Squatters aren't waiting for Jakarta's post-tsunami plan
Indonesia is expected to release a reconstruction blueprint March 26 that could limit coastal rebuilding.
Each morning they cross the mud-caked plain to the broken shells of their old houses, collecting scrap wood and iron as they go. Some are building rough shelters on their land; others are still clearing away debris. Those unable to do either mark out their plot with a sign: This land has an owner.
Two and a half months on, Aceh's tsunami survivors just want to go home.
Their zeal to rebuild puts them on a collision course with the Indonesian government's plan for a coastal exclusion zone up to 2 kilometers inland, or just over a mile. Fishermen are among those that have publicly opposed the zoning plan, part of a comprehensive reconstruction blueprint due to be released on March 26. International donors who raised billions of dollars for tsunami aid are waiting for the plan, which will also focus on job creation, infrastructure, and protection for vulnerable survivors.
"Our biggest challenge is how to convince the community to accept the master plan. Once we get consensus then we can move faster," says Alwi Shihab, coordinating minister for public welfare.
Asked if the government would evict Acehnese who rebuild inside an exclusion zone, Mr. Shihab urges restraint. "It's better to be patient until the community decides [on zoning]. It's too sensitive to stop them [rebuilding], but we tell them there may be consequences," he says.
Aid workers say those who return to their coastal land are taking a gamble, but are likely to win sympathy from local officials, who are trying to put their own stamp on reconstruction. In practice, they say, Jakarta's master plan may turn out to be guidelines, not binding edicts.
Regardless of Jakarta's plans, some of the estimated 400,000 Indonesians who lost their homes are reclaiming land with no intention of turning back.
Together with 14 other survivors from his fishing community, Jul Fianda now lives in a borrowed tent pitched on the remains of a beachfront warehouse. There is no fresh water and irregular food donations, but Jul says he can't live in a refugee camp.
"This is our home.
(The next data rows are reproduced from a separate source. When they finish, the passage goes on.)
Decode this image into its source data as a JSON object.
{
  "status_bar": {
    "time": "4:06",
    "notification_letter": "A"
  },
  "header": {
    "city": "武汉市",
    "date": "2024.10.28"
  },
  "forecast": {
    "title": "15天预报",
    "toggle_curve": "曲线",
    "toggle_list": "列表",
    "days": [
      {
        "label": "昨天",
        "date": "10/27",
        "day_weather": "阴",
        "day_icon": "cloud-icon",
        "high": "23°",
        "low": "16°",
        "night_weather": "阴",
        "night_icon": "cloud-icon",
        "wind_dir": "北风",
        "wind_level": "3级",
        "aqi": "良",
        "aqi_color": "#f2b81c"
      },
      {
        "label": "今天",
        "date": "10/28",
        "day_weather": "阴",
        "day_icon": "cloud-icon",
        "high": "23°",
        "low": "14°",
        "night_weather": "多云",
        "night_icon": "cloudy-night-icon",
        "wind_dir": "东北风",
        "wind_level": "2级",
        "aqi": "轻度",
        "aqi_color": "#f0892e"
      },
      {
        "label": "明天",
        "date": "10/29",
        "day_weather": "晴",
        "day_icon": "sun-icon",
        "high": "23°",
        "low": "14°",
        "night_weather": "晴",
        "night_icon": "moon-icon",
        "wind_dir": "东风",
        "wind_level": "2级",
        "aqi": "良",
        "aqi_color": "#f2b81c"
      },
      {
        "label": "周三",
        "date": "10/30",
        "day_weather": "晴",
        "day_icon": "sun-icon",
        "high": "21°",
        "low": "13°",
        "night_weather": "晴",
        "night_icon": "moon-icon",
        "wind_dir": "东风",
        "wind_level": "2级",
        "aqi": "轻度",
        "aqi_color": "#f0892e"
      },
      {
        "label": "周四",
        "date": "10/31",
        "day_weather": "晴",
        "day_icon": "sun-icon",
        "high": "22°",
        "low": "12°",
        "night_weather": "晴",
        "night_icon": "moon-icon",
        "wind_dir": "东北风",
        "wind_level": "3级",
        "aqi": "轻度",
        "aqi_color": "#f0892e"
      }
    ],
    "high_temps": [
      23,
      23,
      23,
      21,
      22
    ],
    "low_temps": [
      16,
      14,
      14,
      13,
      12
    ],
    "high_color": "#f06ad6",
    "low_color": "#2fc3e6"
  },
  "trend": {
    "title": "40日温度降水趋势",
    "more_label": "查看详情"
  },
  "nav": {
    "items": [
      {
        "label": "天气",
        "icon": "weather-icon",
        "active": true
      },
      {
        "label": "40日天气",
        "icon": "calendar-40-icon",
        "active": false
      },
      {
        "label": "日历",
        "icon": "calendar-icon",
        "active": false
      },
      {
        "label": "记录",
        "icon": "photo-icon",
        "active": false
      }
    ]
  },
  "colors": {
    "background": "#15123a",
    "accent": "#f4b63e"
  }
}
We prefer living here. We don't need anyone's permission," he says. It's not exactly his home: That now lies several feet underwater, as do thousands of other houses reclaimed by the ocean.
Some communities have begun pooling resources to rebuild with help from private charities. One farming village outside Banda Aceh plans to start with 10 houses for its neediest families using building materials supplied by Oxfam, a British aid organization. Workers will be paid for their labor and taught carpentry skills.
"The Indonesian government can't afford to pay for all the houses needed [in Aceh], so we must rely on international help," says H.M. Fadrin, a village elder. Other aid agencies are supplying prefab houses to fill the gap before permanent homes arrive.
Not everyone has begun to rebuild. In the neighboring village young men pick listlessly through the piles of splintered wood and cracked pipes that once was a community of 3,000 people. These survivors say they also want to rebuild their homes but have no choice but to move to the wooden barracks being built nearby, one of over 800 built or under construction in Aceh.
Aid groups and some UN officials are critical of Indonesia's eagerness to resettle families in the barracks, which resemble traditional longhouses raised on wooden stilts with each family living in a 3-foot-by-5-foot room.
The government says families will have to stay for up to two years in these temporary settlements while new homes are built. Health workers warn that communal housing with poor sanitation increase the risk of disease.
"There is a certain amount of people who will require [temporary housing], but I don't think it's the majority and I don't think it should be the only option," says Antonella Vitale, an adviser to the United Nations Development Program.
The building of barracks also troubles local activists wary of military meddling in Aceh, where a separatist insurgency has raged since 1976. Some are located beside military camps and the army has helped with their construction.
"This is a military idea to build barracks. They want to control the Acehnese people," says Akhiruddin Mahjuddin, a prominent social activist.
In communities where the tsunami uprooted everything and everyone, there are hard choices ahead over what to rebuild. In Calang, a peninsular town that lost more than 6,000 of its 7,300 people, soldiers and local laborers are building government offices on cleared land by the shore. But survivors camped on the overlooking hill are too scared to return to this land that is surrounded by the gently lapping ocean. Aid workers say the community lacks effective leadership, as most of its elders died in the disaster.
Back from the shore, a man in ragged clothes hammers together roughly hewn planks on a tiny plot of land. His wife and two children were swept away by the waves, and his only wish now is to build a shelter and live here, to escape his suffocating tent. Asked about his future, a possible livelihood, he stares speechless at the shore. Eventually he goes back to his hammering, one plank at a time.